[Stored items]
..........
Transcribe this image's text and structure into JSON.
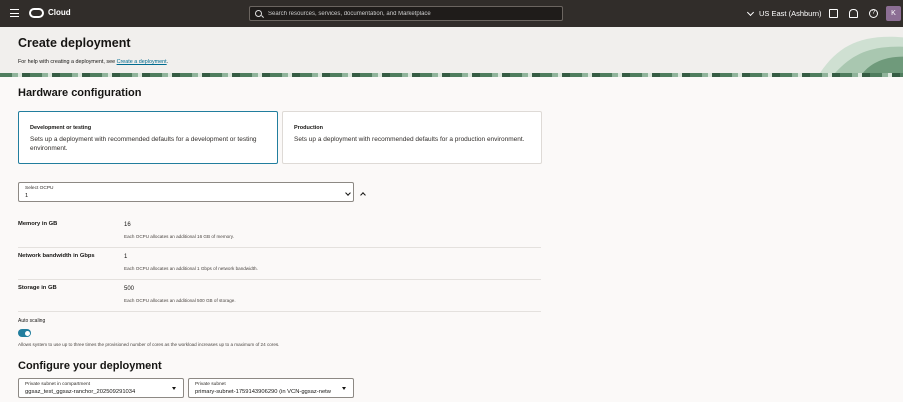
{
  "topbar": {
    "brand": "Cloud",
    "search_placeholder": "Search resources, services, documentation, and Marketplace",
    "region": "US East (Ashburn)",
    "help_glyph": "?",
    "avatar_initial": "K",
    "icons": [
      "menu-icon",
      "cloud-logo-icon",
      "search-icon",
      "chevron-down-icon",
      "chat-icon",
      "bell-icon",
      "help-icon"
    ]
  },
  "header": {
    "title": "Create deployment",
    "help_prefix": "For help with creating a deployment, see ",
    "help_link": "Create a deployment",
    "help_suffix": "."
  },
  "hardware": {
    "title": "Hardware configuration",
    "cards": [
      {
        "title": "Development or testing",
        "desc": "Sets up a deployment with recommended defaults for a development or testing environment.",
        "selected": true
      },
      {
        "title": "Production",
        "desc": "Sets up a deployment with recommended defaults for a production environment.",
        "selected": false
      }
    ],
    "ocpu": {
      "label": "Select OCPU",
      "value": "1"
    },
    "memory": {
      "label": "Memory in GB",
      "value": "16",
      "note": "Each OCPU allocates an additional 16 GB of memory."
    },
    "network": {
      "label": "Network bandwidth in Gbps",
      "value": "1",
      "note": "Each OCPU allocates an additional 1 Gbps of network bandwidth."
    },
    "storage": {
      "label": "Storage in GB",
      "value": "500",
      "note": "Each OCPU allocates an additional 500 GB of storage."
    },
    "autoscaling": {
      "label": "Auto scaling",
      "enabled": true,
      "note": "Allows system to use up to three times the provisioned number of cores as the workload increases up to a maximum of 24 cores."
    }
  },
  "configure": {
    "title": "Configure your deployment",
    "private_subnet_compartment": {
      "label": "Private subnet in compartment",
      "value": "ggsaz_test_ggsaz-ranchor_20250929103​4"
    },
    "private_subnet": {
      "label": "Private subnet",
      "value": "primary-subnet-1759143906290 (in VCN-ggsaz-netw"
    }
  },
  "colors": {
    "accent": "#227e9e",
    "topbar": "#312d2a",
    "link": "#006b8f"
  }
}
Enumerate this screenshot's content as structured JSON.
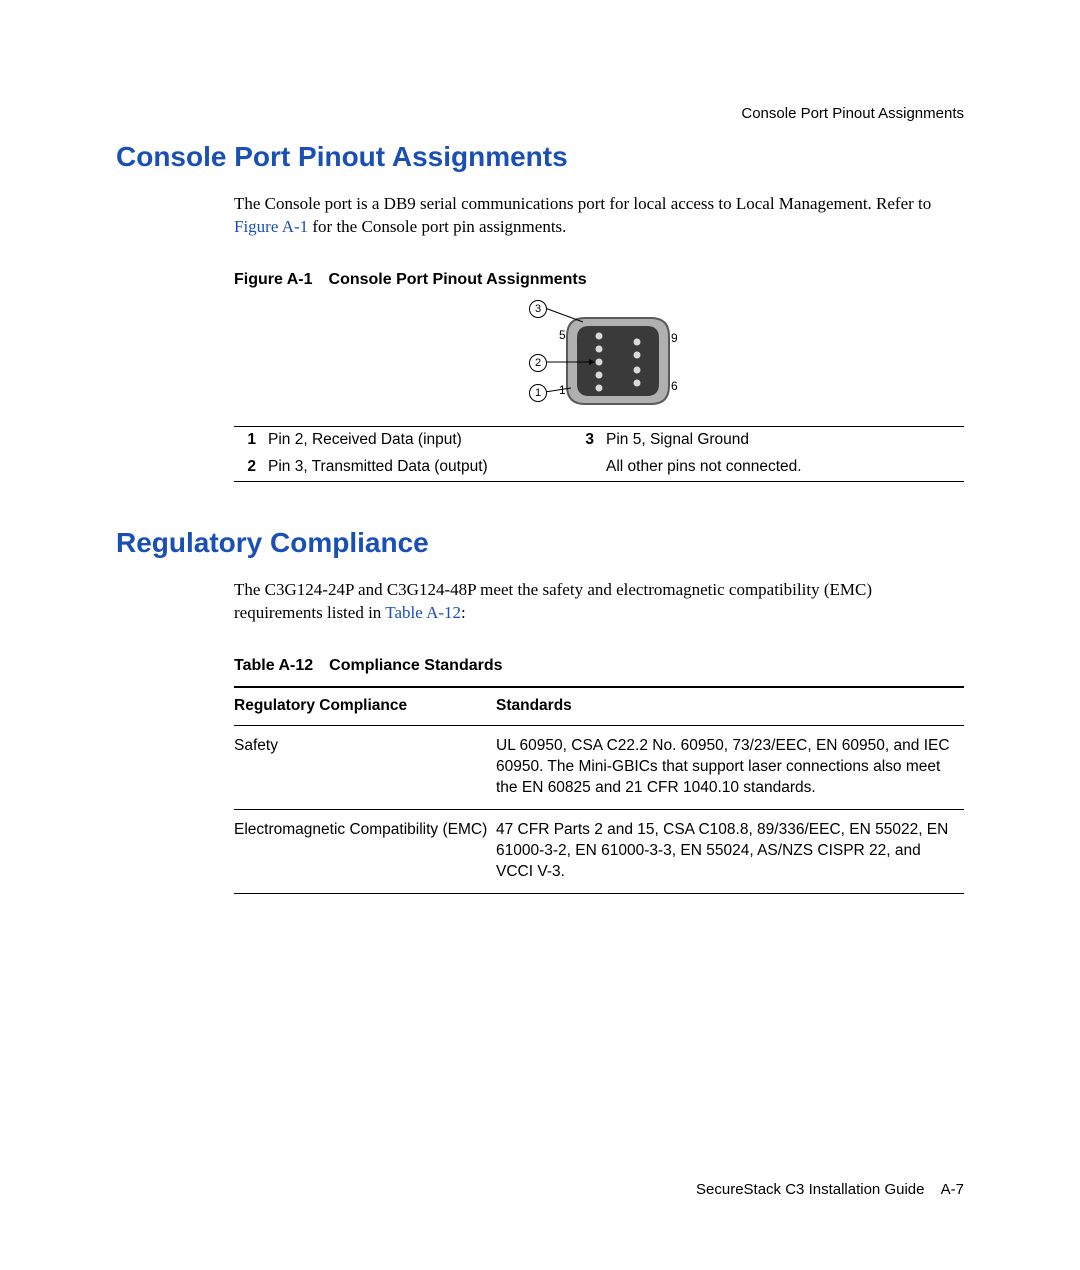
{
  "running_head": "Console Port Pinout Assignments",
  "section1": {
    "title": "Console Port Pinout Assignments",
    "para_pre": "The Console port is a DB9 serial communications port for local access to Local Management. Refer to ",
    "para_link": "Figure A-1",
    "para_post": " for the Console port pin assignments.",
    "figure": {
      "num": "Figure A-1",
      "title": "Console Port Pinout Assignments",
      "callouts": {
        "c1": "1",
        "c2": "2",
        "c3": "3"
      },
      "pin_labels": {
        "p5": "5",
        "p9": "9",
        "p1": "1",
        "p6": "6"
      },
      "legend": [
        {
          "idx": "1",
          "txt": "Pin 2, Received Data (input)"
        },
        {
          "idx": "2",
          "txt": "Pin 3, Transmitted Data (output)"
        },
        {
          "idx": "3",
          "txt": "Pin 5, Signal Ground"
        },
        {
          "idx": "",
          "txt": "All other pins not connected."
        }
      ]
    }
  },
  "section2": {
    "title": "Regulatory Compliance",
    "para_pre": "The C3G124-24P and C3G124-48P meet the safety and electromagnetic compatibility (EMC) requirements listed in ",
    "para_link": "Table A-12",
    "para_post": ":",
    "table": {
      "num": "Table A-12",
      "title": "Compliance Standards",
      "head1": "Regulatory Compliance",
      "head2": "Standards",
      "rows": [
        {
          "c1": "Safety",
          "c2": "UL 60950, CSA C22.2 No. 60950, 73/23/EEC, EN 60950, and IEC 60950. The Mini-GBICs that support laser connections also meet the EN 60825 and 21 CFR 1040.10 standards."
        },
        {
          "c1": "Electromagnetic Compatibility (EMC)",
          "c2": "47 CFR Parts 2 and 15, CSA C108.8, 89/336/EEC, EN 55022, EN 61000-3-2, EN 61000-3-3, EN 55024, AS/NZS CISPR 22, and VCCI V-3."
        }
      ]
    }
  },
  "footer": {
    "book": "SecureStack C3 Installation Guide",
    "page": "A-7"
  }
}
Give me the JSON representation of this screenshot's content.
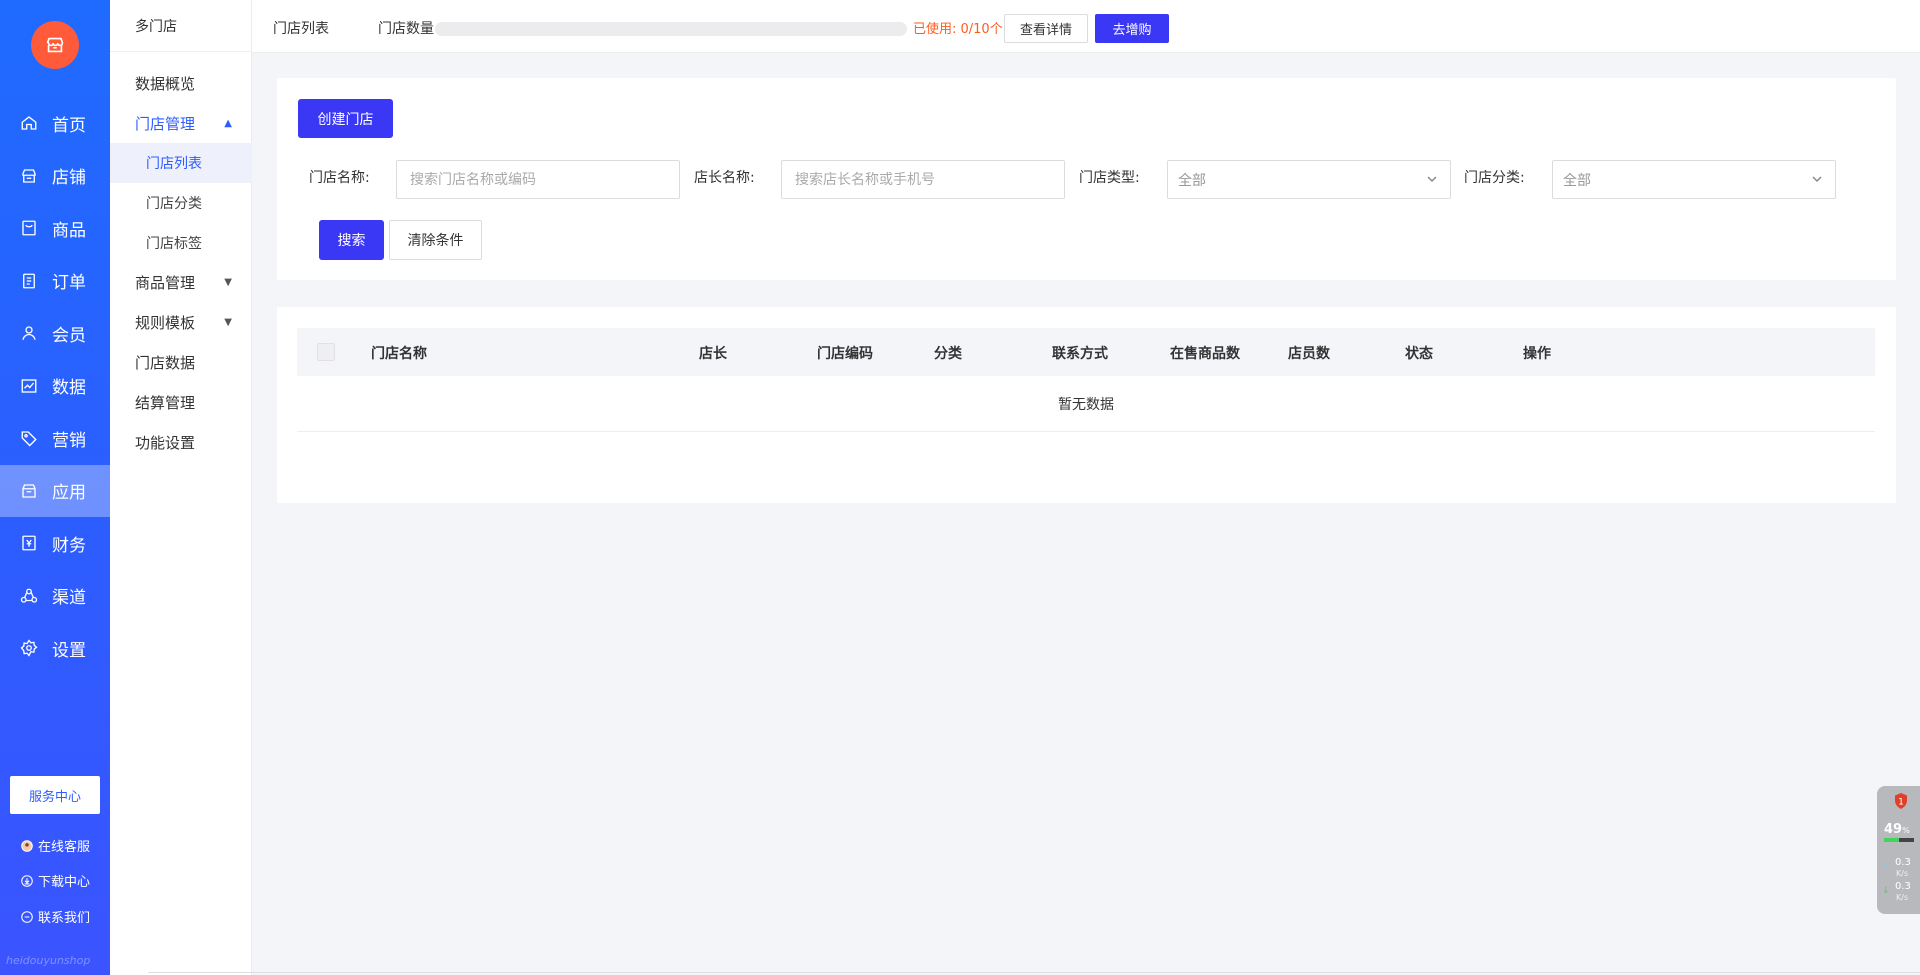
{
  "nav": {
    "logo_icon": "store-icon",
    "items": [
      {
        "label": "首页",
        "icon": "home-icon"
      },
      {
        "label": "店铺",
        "icon": "shop-icon"
      },
      {
        "label": "商品",
        "icon": "goods-icon"
      },
      {
        "label": "订单",
        "icon": "order-icon"
      },
      {
        "label": "会员",
        "icon": "user-icon"
      },
      {
        "label": "数据",
        "icon": "chart-icon"
      },
      {
        "label": "营销",
        "icon": "tag-icon"
      },
      {
        "label": "应用",
        "icon": "app-icon"
      },
      {
        "label": "财务",
        "icon": "finance-icon"
      },
      {
        "label": "渠道",
        "icon": "channel-icon"
      },
      {
        "label": "设置",
        "icon": "gear-icon"
      }
    ],
    "active": "应用",
    "service_center": "服务中心",
    "links": [
      {
        "label": "在线客服",
        "icon": "avatar-icon"
      },
      {
        "label": "下载中心",
        "icon": "download-icon"
      },
      {
        "label": "联系我们",
        "icon": "chat-icon"
      }
    ],
    "watermark": "heidouyunshop"
  },
  "subnav": {
    "title": "多门店",
    "items": [
      {
        "label": "数据概览"
      },
      {
        "label": "门店管理",
        "caret": "▲"
      },
      {
        "label": "门店列表"
      },
      {
        "label": "门店分类"
      },
      {
        "label": "门店标签"
      },
      {
        "label": "商品管理",
        "caret": "▼"
      },
      {
        "label": "规则模板",
        "caret": "▼"
      },
      {
        "label": "门店数据"
      },
      {
        "label": "结算管理"
      },
      {
        "label": "功能设置"
      }
    ]
  },
  "topbar": {
    "crumb": "门店列表",
    "count_label": "门店数量",
    "used_text": "已使用: 0/10个",
    "used_fraction": 0,
    "detail_button": "查看详情",
    "buy_button": "去增购"
  },
  "filter": {
    "create_button": "创建门店",
    "store_name_label": "门店名称:",
    "store_name_placeholder": "搜索门店名称或编码",
    "manager_label": "店长名称:",
    "manager_placeholder": "搜索店长名称或手机号",
    "type_label": "门店类型:",
    "type_value": "全部",
    "category_label": "门店分类:",
    "category_value": "全部",
    "search_button": "搜索",
    "clear_button": "清除条件"
  },
  "table": {
    "columns": [
      "门店名称",
      "店长",
      "门店编码",
      "分类",
      "联系方式",
      "在售商品数",
      "店员数",
      "状态",
      "操作"
    ],
    "empty_text": "暂无数据"
  },
  "widget": {
    "badge": "1",
    "percent": "49",
    "percent_unit": "%",
    "cpu_fraction": 0.49,
    "up_speed": "0.3",
    "down_speed": "0.3",
    "speed_unit": "K/s",
    "accent": "#45d35e"
  },
  "colors": {
    "primary": "#3a37f5",
    "nav_blue": "#1f6bff",
    "warning": "#ff5b1f",
    "logo": "#ff5b3a"
  }
}
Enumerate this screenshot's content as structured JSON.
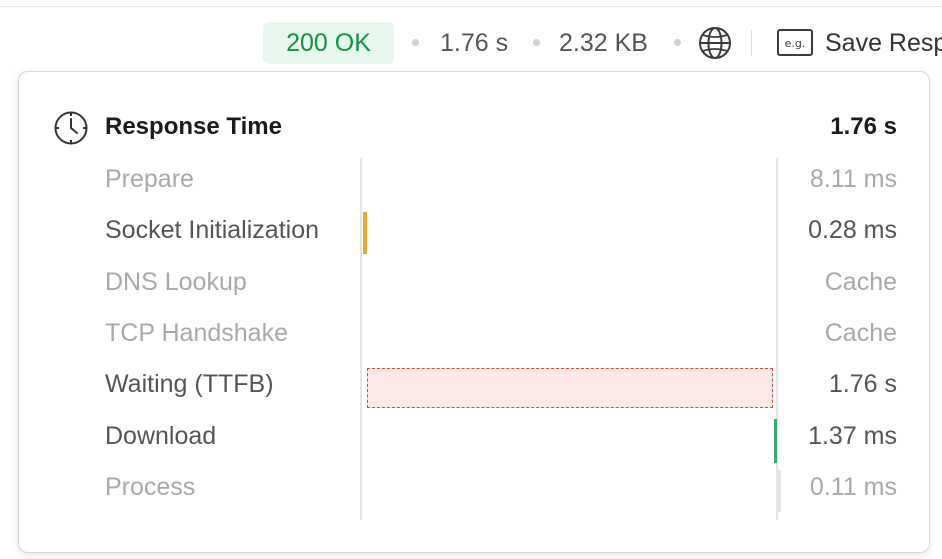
{
  "status": {
    "code_label": "200 OK",
    "time": "1.76 s",
    "size": "2.32 KB",
    "save_label": "Save Resp",
    "eg_label": "e.g."
  },
  "icons": {
    "globe": "globe-icon",
    "example": "example-icon",
    "clock": "clock-icon"
  },
  "colors": {
    "status_ok": "#12933f",
    "socket_bar": "#f5a623",
    "ttfb_bar_fill": "#fde8e8",
    "ttfb_bar_border": "#e04343",
    "download_bar": "#2bb26b"
  },
  "timing": {
    "title": "Response Time",
    "total": "1.76 s",
    "phases": [
      {
        "label": "Prepare",
        "value": "8.11 ms",
        "muted": true
      },
      {
        "label": "Socket Initialization",
        "value": "0.28 ms",
        "muted": false
      },
      {
        "label": "DNS Lookup",
        "value": "Cache",
        "muted": true
      },
      {
        "label": "TCP Handshake",
        "value": "Cache",
        "muted": true
      },
      {
        "label": "Waiting (TTFB)",
        "value": "1.76 s",
        "muted": false
      },
      {
        "label": "Download",
        "value": "1.37 ms",
        "muted": false
      },
      {
        "label": "Process",
        "value": "0.11 ms",
        "muted": true
      }
    ]
  }
}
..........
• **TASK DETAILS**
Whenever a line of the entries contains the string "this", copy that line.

• **TASK RESULT**
Transcribe this image's text and structure into JSON.
Enumerate this screenshot's content as structured JSON.
Give me the JSON representation of this screenshot's content.
Enumerate this screenshot's content as structured JSON.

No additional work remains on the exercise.